Q. Who is Mr. Smarty Plants?

A: There are those who suspect Wildflower Center volunteers are the culpable and capable culprits. Yet, others think staff members play some, albeit small, role. You can torture us with your plant questions, but we will never reveal the Green Guru's secret identity.

Help us grow by giving to the Plant Database Fund or by becoming a member

Did you know you can access the Native Plant Information Network with your web-enabled smartphone?

Share

Ask Mr. Smarty Plants

Ask Mr. Smarty Plants is a free service provided by the staff and volunteers at the Lady Bird Johnson Wildflower Center.

Search Smarty Plants
See a list of all Smarty Plants questions

Please forgive us, but Mr. Smarty Plants has been overwhelmed by a flood of mail and must take a break for awhile to catch up. We hope to be accepting new questions again soon. Thank you!

Need help with plant identification, visit the plant identification page.

 
rate this answer
Not Yet Rated

Thursday - April 16, 2009

From: Shoreacres, TX
Region: Southwest
Topic: Plant Identification
Title: Plant Identification
Answered by: Nan Hampton

QUESTION:

I have a vine in my flowerbed that has three leaves and thorns and it looks like poison ivy. How can I tell if it is?

ANSWER:

Toxicodendron radicans (eastern poison ivy) doesn't have thorns, but you may be seeing some of the holdfasts that the vine uses to attach to a tree.  Here are more photos of poison ivy.  I suspect, however, what you have is Rubus trivialis (southern dewberry) or one of the other Rubus spp. which have thorns and a pattern of three leaves.  The other common vine with thorns in Harris County is Smilax bona-nox (saw greenbrier), but it doesn't have the three-leaf arrangement   If your vine doesn't look like any of these and you would like for us to identify it, please send us photos.  For instructions on submitting photos for identification, visit Mr. Smarty Plants' Plant Identification page. 

 


Toxicodendron radicans

Rubus trivialis

Smilax bona-nox

 


 

 

 

More Plant Identification Questions

Identification of vine in Pennsylvania
June 11, 2012 - I have several vine plants growing in my deck planters from last season. The leaves are 9 pointed, it looks more like 7, but there are 2 little points at the very bottom of the larger leaves. When t...
view the full question and answer

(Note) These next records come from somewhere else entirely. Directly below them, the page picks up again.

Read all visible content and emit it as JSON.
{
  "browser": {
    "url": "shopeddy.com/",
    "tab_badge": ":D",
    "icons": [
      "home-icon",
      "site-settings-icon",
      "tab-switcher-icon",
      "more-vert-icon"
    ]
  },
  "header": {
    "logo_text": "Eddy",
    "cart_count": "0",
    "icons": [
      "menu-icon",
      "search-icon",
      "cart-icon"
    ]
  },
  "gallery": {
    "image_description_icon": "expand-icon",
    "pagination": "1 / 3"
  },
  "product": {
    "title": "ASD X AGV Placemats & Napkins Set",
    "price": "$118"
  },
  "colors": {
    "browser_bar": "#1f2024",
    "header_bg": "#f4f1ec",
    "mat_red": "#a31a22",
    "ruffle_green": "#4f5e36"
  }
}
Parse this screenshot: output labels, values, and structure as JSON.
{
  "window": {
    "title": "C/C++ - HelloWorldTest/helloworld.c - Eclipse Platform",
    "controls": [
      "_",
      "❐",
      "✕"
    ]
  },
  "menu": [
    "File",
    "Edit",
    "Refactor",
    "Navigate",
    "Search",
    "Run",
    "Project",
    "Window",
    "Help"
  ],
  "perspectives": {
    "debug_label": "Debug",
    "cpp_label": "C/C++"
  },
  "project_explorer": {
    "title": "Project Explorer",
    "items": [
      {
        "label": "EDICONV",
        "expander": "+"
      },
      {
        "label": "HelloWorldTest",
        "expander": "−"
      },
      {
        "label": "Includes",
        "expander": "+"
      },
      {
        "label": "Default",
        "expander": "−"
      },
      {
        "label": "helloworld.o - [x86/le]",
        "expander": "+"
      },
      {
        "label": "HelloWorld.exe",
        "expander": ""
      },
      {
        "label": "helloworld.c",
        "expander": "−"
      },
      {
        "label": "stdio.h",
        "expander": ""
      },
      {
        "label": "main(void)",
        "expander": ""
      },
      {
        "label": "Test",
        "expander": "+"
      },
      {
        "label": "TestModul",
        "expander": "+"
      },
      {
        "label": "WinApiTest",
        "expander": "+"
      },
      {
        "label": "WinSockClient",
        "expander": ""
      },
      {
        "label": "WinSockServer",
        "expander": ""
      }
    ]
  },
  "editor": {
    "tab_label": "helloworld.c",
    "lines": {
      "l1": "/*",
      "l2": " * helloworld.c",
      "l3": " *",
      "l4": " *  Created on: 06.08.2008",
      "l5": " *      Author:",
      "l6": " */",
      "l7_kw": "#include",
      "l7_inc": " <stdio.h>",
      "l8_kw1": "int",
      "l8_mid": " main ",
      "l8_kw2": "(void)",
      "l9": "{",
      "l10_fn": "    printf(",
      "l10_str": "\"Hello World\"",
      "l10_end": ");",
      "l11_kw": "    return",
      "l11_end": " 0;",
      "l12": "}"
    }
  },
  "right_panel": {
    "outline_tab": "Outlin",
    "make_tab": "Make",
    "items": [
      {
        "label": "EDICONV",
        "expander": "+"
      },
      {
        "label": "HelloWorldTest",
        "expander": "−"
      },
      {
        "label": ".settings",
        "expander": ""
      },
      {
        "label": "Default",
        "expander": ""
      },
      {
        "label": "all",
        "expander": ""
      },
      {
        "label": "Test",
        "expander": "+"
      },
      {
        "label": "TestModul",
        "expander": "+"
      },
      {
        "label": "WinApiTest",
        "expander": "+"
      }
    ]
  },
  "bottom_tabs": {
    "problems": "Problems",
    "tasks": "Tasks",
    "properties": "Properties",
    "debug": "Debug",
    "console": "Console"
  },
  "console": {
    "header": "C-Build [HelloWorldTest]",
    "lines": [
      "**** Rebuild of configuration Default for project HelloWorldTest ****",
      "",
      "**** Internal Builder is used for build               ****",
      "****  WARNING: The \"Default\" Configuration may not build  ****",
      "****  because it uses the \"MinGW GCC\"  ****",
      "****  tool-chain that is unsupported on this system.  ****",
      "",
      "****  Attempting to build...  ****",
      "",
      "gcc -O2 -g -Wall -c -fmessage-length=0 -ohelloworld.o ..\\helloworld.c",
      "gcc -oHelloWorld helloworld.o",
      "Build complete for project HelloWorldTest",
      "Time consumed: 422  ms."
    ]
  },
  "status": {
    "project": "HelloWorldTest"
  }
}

What are the pines growing at South Padre Island, Texas
November 20, 2011 - Hi, On a recent trip to South Padre Island, we noticed a large number of beautiful long leaf pines. I asked several residents what the name was but no one knew. I have searched and googled trying...
view the full question and answer

How Can I Tell an Invasive Thistle from a Native
May 01, 2012 - Mr Smarty Plants, I have some thistles coming up in my yard. I'd like to keep them if they are native, but not if they are invasive or non-native. How can I tell? My yard is a wild area in West Lak...
view the full question and answer

Native plants for Ohio with common name beginning with U, X or Z
October 13, 2010 - Hi Mr. Smarty Plants, Are there any plants native to Ohio or the Northeast that have common names starting with the letter "U" "X" or "Z"? I'm sewing a cross-stitch sampler using the alphabet ...
view the full question and answer

Plant identification
September 22, 2010 - I live in Austin. Texas. My garden has been lying fallow for several seasons and earlier this week I started clearing the weeds and wild flowers in hopes of getting our vegetable garden started again...
view the full question and answer

Support the Wildflower Center by Donating Online or Becoming a Member today.